= Task brief =
Pictures do not belong in the copy, so please give every entry below again exactly.

= Exercise data =
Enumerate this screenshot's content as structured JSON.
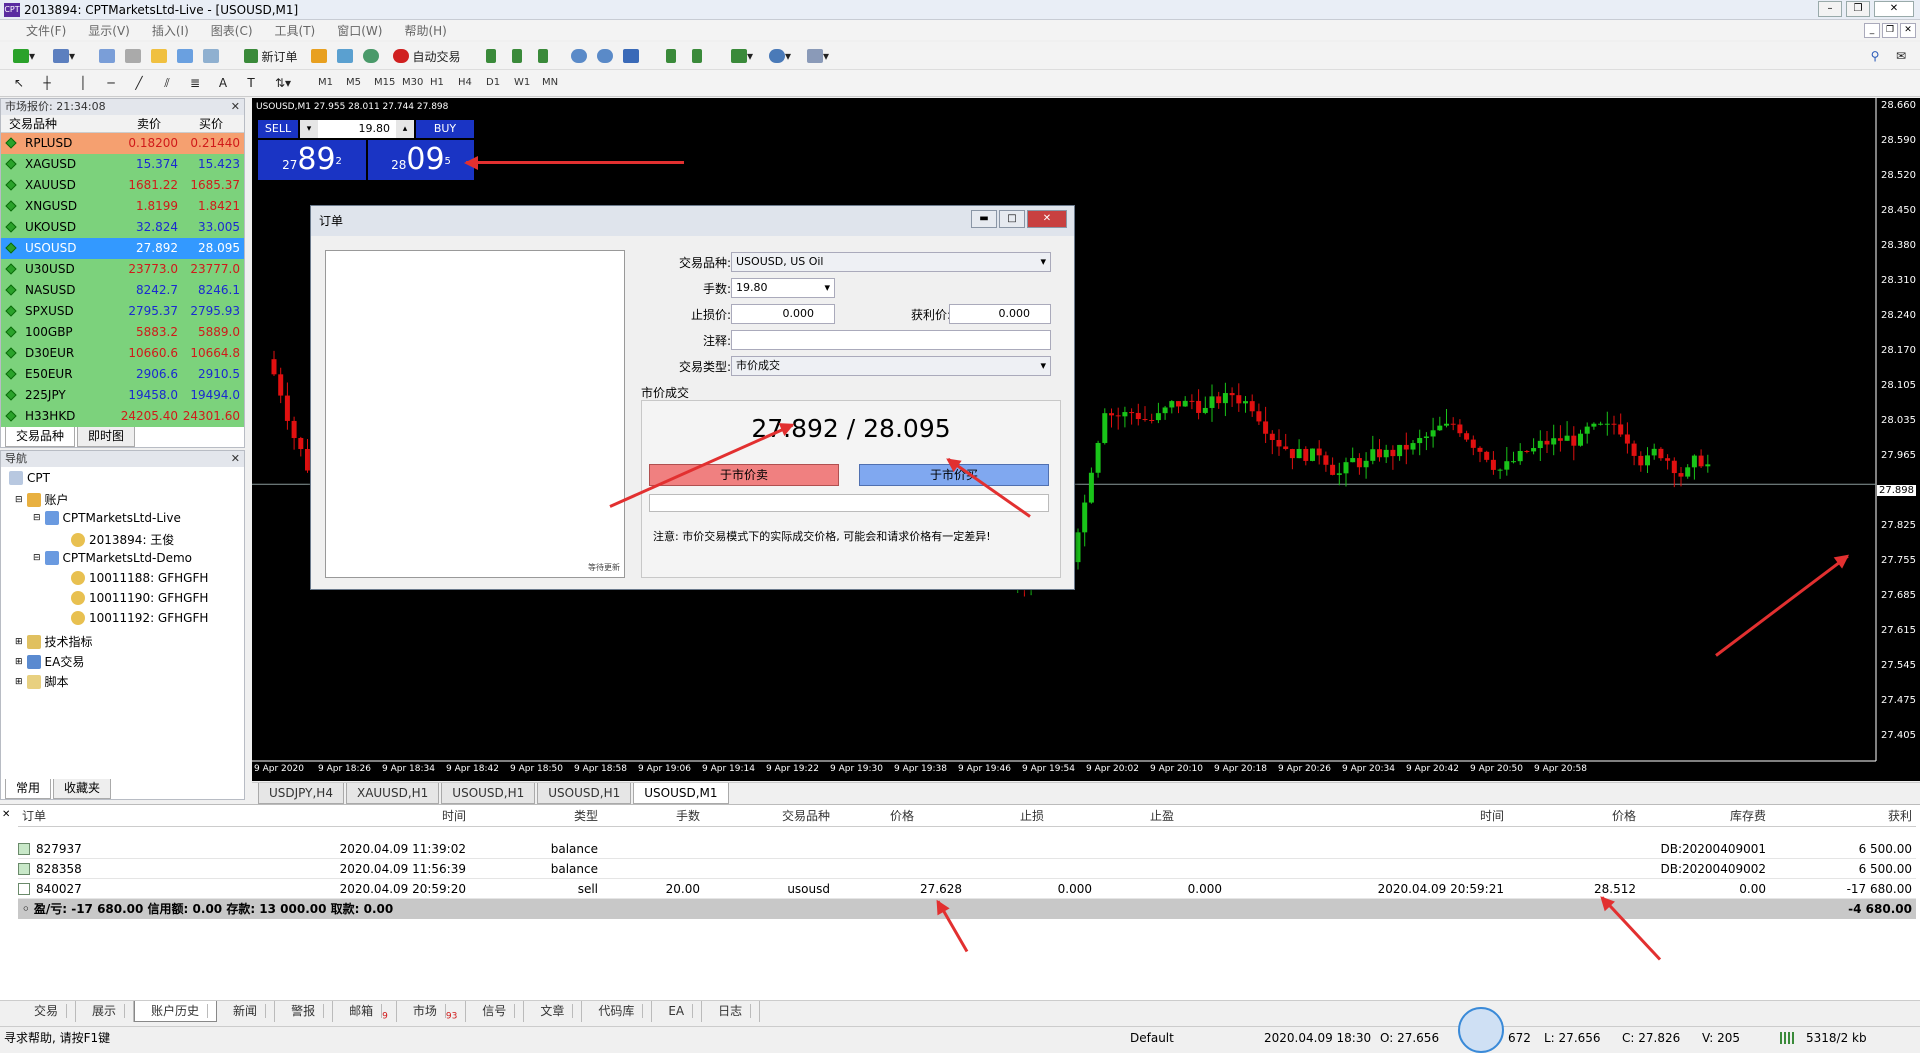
{
  "window": {
    "title": "2013894: CPTMarketsLtd-Live - [USOUSD,M1]"
  },
  "menu": [
    "文件(F)",
    "显示(V)",
    "插入(I)",
    "图表(C)",
    "工具(T)",
    "窗口(W)",
    "帮助(H)"
  ],
  "toolbar": {
    "new_order": "新订单",
    "auto_trade": "自动交易",
    "timeframes": [
      "M1",
      "M5",
      "M15",
      "M30",
      "H1",
      "H4",
      "D1",
      "W1",
      "MN"
    ]
  },
  "market_watch": {
    "title": "市场报价: 21:34:08",
    "col_symbol": "交易品种",
    "col_bid": "卖价",
    "col_ask": "买价",
    "rows": [
      {
        "sym": "RPLUSD",
        "bid": "0.18200",
        "ask": "0.21440",
        "style": "orange"
      },
      {
        "sym": "XAGUSD",
        "bid": "15.374",
        "ask": "15.423",
        "style": "blue"
      },
      {
        "sym": "XAUUSD",
        "bid": "1681.22",
        "ask": "1685.37",
        "style": "red"
      },
      {
        "sym": "XNGUSD",
        "bid": "1.8199",
        "ask": "1.8421",
        "style": "red"
      },
      {
        "sym": "UKOUSD",
        "bid": "32.824",
        "ask": "33.005",
        "style": "blue"
      },
      {
        "sym": "USOUSD",
        "bid": "27.892",
        "ask": "28.095",
        "style": "selected"
      },
      {
        "sym": "U30USD",
        "bid": "23773.0",
        "ask": "23777.0",
        "style": "red"
      },
      {
        "sym": "NASUSD",
        "bid": "8242.7",
        "ask": "8246.1",
        "style": "blue"
      },
      {
        "sym": "SPXUSD",
        "bid": "2795.37",
        "ask": "2795.93",
        "style": "blue"
      },
      {
        "sym": "100GBP",
        "bid": "5883.2",
        "ask": "5889.0",
        "style": "red"
      },
      {
        "sym": "D30EUR",
        "bid": "10660.6",
        "ask": "10664.8",
        "style": "red"
      },
      {
        "sym": "E50EUR",
        "bid": "2906.6",
        "ask": "2910.5",
        "style": "blue"
      },
      {
        "sym": "225JPY",
        "bid": "19458.0",
        "ask": "19494.0",
        "style": "blue"
      },
      {
        "sym": "H33HKD",
        "bid": "24205.40",
        "ask": "24301.60",
        "style": "red"
      }
    ],
    "tabs": [
      "交易品种",
      "即时图"
    ]
  },
  "navigator": {
    "title": "导航",
    "root": "CPT",
    "accounts": "账户",
    "live": "CPTMarketsLtd-Live",
    "live_acc": "2013894: 王俊",
    "demo": "CPTMarketsLtd-Demo",
    "demo1": "10011188: GFHGFH",
    "demo2": "10011190: GFHGFH",
    "demo3": "10011192: GFHGFH",
    "indicators": "技术指标",
    "ea": "EA交易",
    "scripts": "脚本",
    "tabs": [
      "常用",
      "收藏夹"
    ]
  },
  "chart": {
    "header": "USOUSD,M1  27.955 28.011 27.744 27.898",
    "sell_label": "SELL",
    "buy_label": "BUY",
    "lot": "19.80",
    "sell_small": "27",
    "sell_big": "89",
    "sell_sup": "2",
    "buy_small": "28",
    "buy_big": "09",
    "buy_sup": "5",
    "price_ticks": [
      "28.660",
      "28.590",
      "28.520",
      "28.450",
      "28.380",
      "28.310",
      "28.240",
      "28.170",
      "28.105",
      "28.035",
      "27.965",
      "27.898",
      "27.825",
      "27.755",
      "27.685",
      "27.615",
      "27.545",
      "27.475",
      "27.405"
    ],
    "time_ticks": [
      "9 Apr 2020",
      "9 Apr 18:26",
      "9 Apr 18:34",
      "9 Apr 18:42",
      "9 Apr 18:50",
      "9 Apr 18:58",
      "9 Apr 19:06",
      "9 Apr 19:14",
      "9 Apr 19:22",
      "9 Apr 19:30",
      "9 Apr 19:38",
      "9 Apr 19:46",
      "9 Apr 19:54",
      "9 Apr 20:02",
      "9 Apr 20:10",
      "9 Apr 20:18",
      "9 Apr 20:26",
      "9 Apr 20:34",
      "9 Apr 20:42",
      "9 Apr 20:50",
      "9 Apr 20:58"
    ],
    "tabs": [
      "USDJPY,H4",
      "XAUUSD,H1",
      "USOUSD,H1",
      "USOUSD,H1",
      "USOUSD,M1"
    ]
  },
  "order_dialog": {
    "title": "订单",
    "symbol_label": "交易品种:",
    "symbol_value": "USOUSD, US Oil",
    "volume_label": "手数:",
    "volume_value": "19.80",
    "sl_label": "止损价:",
    "sl_value": "0.000",
    "tp_label": "获利价:",
    "tp_value": "0.000",
    "comment_label": "注释:",
    "type_label": "交易类型:",
    "type_value": "市价成交",
    "section_label": "市价成交",
    "quote": "27.892 / 28.095",
    "sell_btn": "于市价卖",
    "buy_btn": "于市价买",
    "note": "注意: 市价交易模式下的实际成交价格, 可能会和请求价格有一定差异!",
    "waiting": "等待更新"
  },
  "terminal": {
    "headers": [
      "订单",
      "时间",
      "类型",
      "手数",
      "交易品种",
      "价格",
      "止损",
      "止盈",
      "时间",
      "价格",
      "库存费",
      "获利"
    ],
    "rows": [
      {
        "order": "827937",
        "time": "2020.04.09 11:39:02",
        "type": "balance",
        "lots": "",
        "sym": "",
        "price": "",
        "sl": "",
        "tp": "",
        "time2": "",
        "price2": "",
        "swap": "DB:20200409001",
        "profit": "6 500.00"
      },
      {
        "order": "828358",
        "time": "2020.04.09 11:56:39",
        "type": "balance",
        "lots": "",
        "sym": "",
        "price": "",
        "sl": "",
        "tp": "",
        "time2": "",
        "price2": "",
        "swap": "DB:20200409002",
        "profit": "6 500.00"
      },
      {
        "order": "840027",
        "time": "2020.04.09 20:59:20",
        "type": "sell",
        "lots": "20.00",
        "sym": "usousd",
        "price": "27.628",
        "sl": "0.000",
        "tp": "0.000",
        "time2": "2020.04.09 20:59:21",
        "price2": "28.512",
        "swap": "0.00",
        "profit": "-17 680.00"
      }
    ],
    "summary": "盈/亏: -17 680.00  信用额: 0.00  存款: 13 000.00  取款: 0.00",
    "summary_total": "-4 680.00",
    "tabs": [
      "交易",
      "展示",
      "账户历史",
      "新闻",
      "警报",
      "邮箱",
      "市场",
      "信号",
      "文章",
      "代码库",
      "EA",
      "日志"
    ],
    "mail_count": "9",
    "market_count": "93"
  },
  "status": {
    "help": "寻求帮助, 请按F1键",
    "profile": "Default",
    "datetime": "2020.04.09 18:30",
    "open": "O: 27.656",
    "high": "672",
    "low": "L: 27.656",
    "close": "C: 27.826",
    "volume": "V: 205",
    "traffic": "5318/2 kb"
  },
  "colors": {
    "bull": "#19c419",
    "bear": "#e01010",
    "accent": "#1a34c4"
  }
}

= Problem solution =
Enumerate this screenshot's content as structured JSON.
{
  "window": {
    "title": "2013894: CPTMarketsLtd-Live - [USOUSD,M1]"
  },
  "menu": [
    "文件(F)",
    "显示(V)",
    "插入(I)",
    "图表(C)",
    "工具(T)",
    "窗口(W)",
    "帮助(H)"
  ],
  "toolbar": {
    "new_order": "新订单",
    "auto_trade": "自动交易",
    "timeframes": [
      "M1",
      "M5",
      "M15",
      "M30",
      "H1",
      "H4",
      "D1",
      "W1",
      "MN"
    ]
  },
  "market_watch": {
    "title": "市场报价: 21:34:08",
    "col_symbol": "交易品种",
    "col_bid": "卖价",
    "col_ask": "买价",
    "rows": [
      {
        "sym": "RPLUSD",
        "bid": "0.18200",
        "ask": "0.21440",
        "style": "orange"
      },
      {
        "sym": "XAGUSD",
        "bid": "15.374",
        "ask": "15.423",
        "style": "blue"
      },
      {
        "sym": "XAUUSD",
        "bid": "1681.22",
        "ask": "1685.37",
        "style": "red"
      },
      {
        "sym": "XNGUSD",
        "bid": "1.8199",
        "ask": "1.8421",
        "style": "red"
      },
      {
        "sym": "UKOUSD",
        "bid": "32.824",
        "ask": "33.005",
        "style": "blue"
      },
      {
        "sym": "USOUSD",
        "bid": "27.892",
        "ask": "28.095",
        "style": "selected"
      },
      {
        "sym": "U30USD",
        "bid": "23773.0",
        "ask": "23777.0",
        "style": "red"
      },
      {
        "sym": "NASUSD",
        "bid": "8242.7",
        "ask": "8246.1",
        "style": "blue"
      },
      {
        "sym": "SPXUSD",
        "bid": "2795.37",
        "ask": "2795.93",
        "style": "blue"
      },
      {
        "sym": "100GBP",
        "bid": "5883.2",
        "ask": "5889.0",
        "style": "red"
      },
      {
        "sym": "D30EUR",
        "bid": "10660.6",
        "ask": "10664.8",
        "style": "red"
      },
      {
        "sym": "E50EUR",
        "bid": "2906.6",
        "ask": "2910.5",
        "style": "blue"
      },
      {
        "sym": "225JPY",
        "bid": "19458.0",
        "ask": "19494.0",
        "style": "blue"
      },
      {
        "sym": "H33HKD",
        "bid": "24205.40",
        "ask": "24301.60",
        "style": "red"
      }
    ],
    "tabs": [
      "交易品种",
      "即时图"
    ]
  },
  "navigator": {
    "title": "导航",
    "root": "CPT",
    "accounts": "账户",
    "live": "CPTMarketsLtd-Live",
    "live_acc": "2013894: 王俊",
    "demo": "CPTMarketsLtd-Demo",
    "demo1": "10011188: GFHGFH",
    "demo2": "10011190: GFHGFH",
    "demo3": "10011192: GFHGFH",
    "indicators": "技术指标",
    "ea": "EA交易",
    "scripts": "脚本",
    "tabs": [
      "常用",
      "收藏夹"
    ]
  },
  "chart": {
    "header": "USOUSD,M1  27.955 28.011 27.744 27.898",
    "sell_label": "SELL",
    "buy_label": "BUY",
    "lot": "19.80",
    "sell_small": "27",
    "sell_big": "89",
    "sell_sup": "2",
    "buy_small": "28",
    "buy_big": "09",
    "buy_sup": "5",
    "price_ticks": [
      "28.660",
      "28.590",
      "28.520",
      "28.450",
      "28.380",
      "28.310",
      "28.240",
      "28.170",
      "28.105",
      "28.035",
      "27.965",
      "27.898",
      "27.825",
      "27.755",
      "27.685",
      "27.615",
      "27.545",
      "27.475",
      "27.405"
    ],
    "time_ticks": [
      "9 Apr 2020",
      "9 Apr 18:26",
      "9 Apr 18:34",
      "9 Apr 18:42",
      "9 Apr 18:50",
      "9 Apr 18:58",
      "9 Apr 19:06",
      "9 Apr 19:14",
      "9 Apr 19:22",
      "9 Apr 19:30",
      "9 Apr 19:38",
      "9 Apr 19:46",
      "9 Apr 19:54",
      "9 Apr 20:02",
      "9 Apr 20:10",
      "9 Apr 20:18",
      "9 Apr 20:26",
      "9 Apr 20:34",
      "9 Apr 20:42",
      "9 Apr 20:50",
      "9 Apr 20:58"
    ],
    "tabs": [
      "USDJPY,H4",
      "XAUUSD,H1",
      "USOUSD,H1",
      "USOUSD,H1",
      "USOUSD,M1"
    ]
  },
  "order_dialog": {
    "title": "订单",
    "symbol_label": "交易品种:",
    "symbol_value": "USOUSD, US Oil",
    "volume_label": "手数:",
    "volume_value": "19.80",
    "sl_label": "止损价:",
    "sl_value": "0.000",
    "tp_label": "获利价:",
    "tp_value": "0.000",
    "comment_label": "注释:",
    "type_label": "交易类型:",
    "type_value": "市价成交",
    "section_label": "市价成交",
    "quote": "27.892 / 28.095",
    "sell_btn": "于市价卖",
    "buy_btn": "于市价买",
    "note": "注意: 市价交易模式下的实际成交价格, 可能会和请求价格有一定差异!",
    "waiting": "等待更新"
  },
  "terminal": {
    "headers": [
      "订单",
      "时间",
      "类型",
      "手数",
      "交易品种",
      "价格",
      "止损",
      "止盈",
      "时间",
      "价格",
      "库存费",
      "获利"
    ],
    "rows": [
      {
        "order": "827937",
        "time": "2020.04.09 11:39:02",
        "type": "balance",
        "lots": "",
        "sym": "",
        "price": "",
        "sl": "",
        "tp": "",
        "time2": "",
        "price2": "",
        "swap": "DB:20200409001",
        "profit": "6 500.00"
      },
      {
        "order": "828358",
        "time": "2020.04.09 11:56:39",
        "type": "balance",
        "lots": "",
        "sym": "",
        "price": "",
        "sl": "",
        "tp": "",
        "time2": "",
        "price2": "",
        "swap": "DB:20200409002",
        "profit": "6 500.00"
      },
      {
        "order": "840027",
        "time": "2020.04.09 20:59:20",
        "type": "sell",
        "lots": "20.00",
        "sym": "usousd",
        "price": "27.628",
        "sl": "0.000",
        "tp": "0.000",
        "time2": "2020.04.09 20:59:21",
        "price2": "28.512",
        "swap": "0.00",
        "profit": "-17 680.00"
      }
    ],
    "summary": "盈/亏: -17 680.00  信用额: 0.00  存款: 13 000.00  取款: 0.00",
    "summary_total": "-4 680.00",
    "tabs": [
      "交易",
      "展示",
      "账户历史",
      "新闻",
      "警报",
      "邮箱",
      "市场",
      "信号",
      "文章",
      "代码库",
      "EA",
      "日志"
    ],
    "mail_count": "9",
    "market_count": "93"
  },
  "status": {
    "help": "寻求帮助, 请按F1键",
    "profile": "Default",
    "datetime": "2020.04.09 18:30",
    "open": "O: 27.656",
    "high": "672",
    "low": "L: 27.656",
    "close": "C: 27.826",
    "volume": "V: 205",
    "traffic": "5318/2 kb"
  },
  "colors": {
    "bull": "#19c419",
    "bear": "#e01010",
    "accent": "#1a34c4"
  }
}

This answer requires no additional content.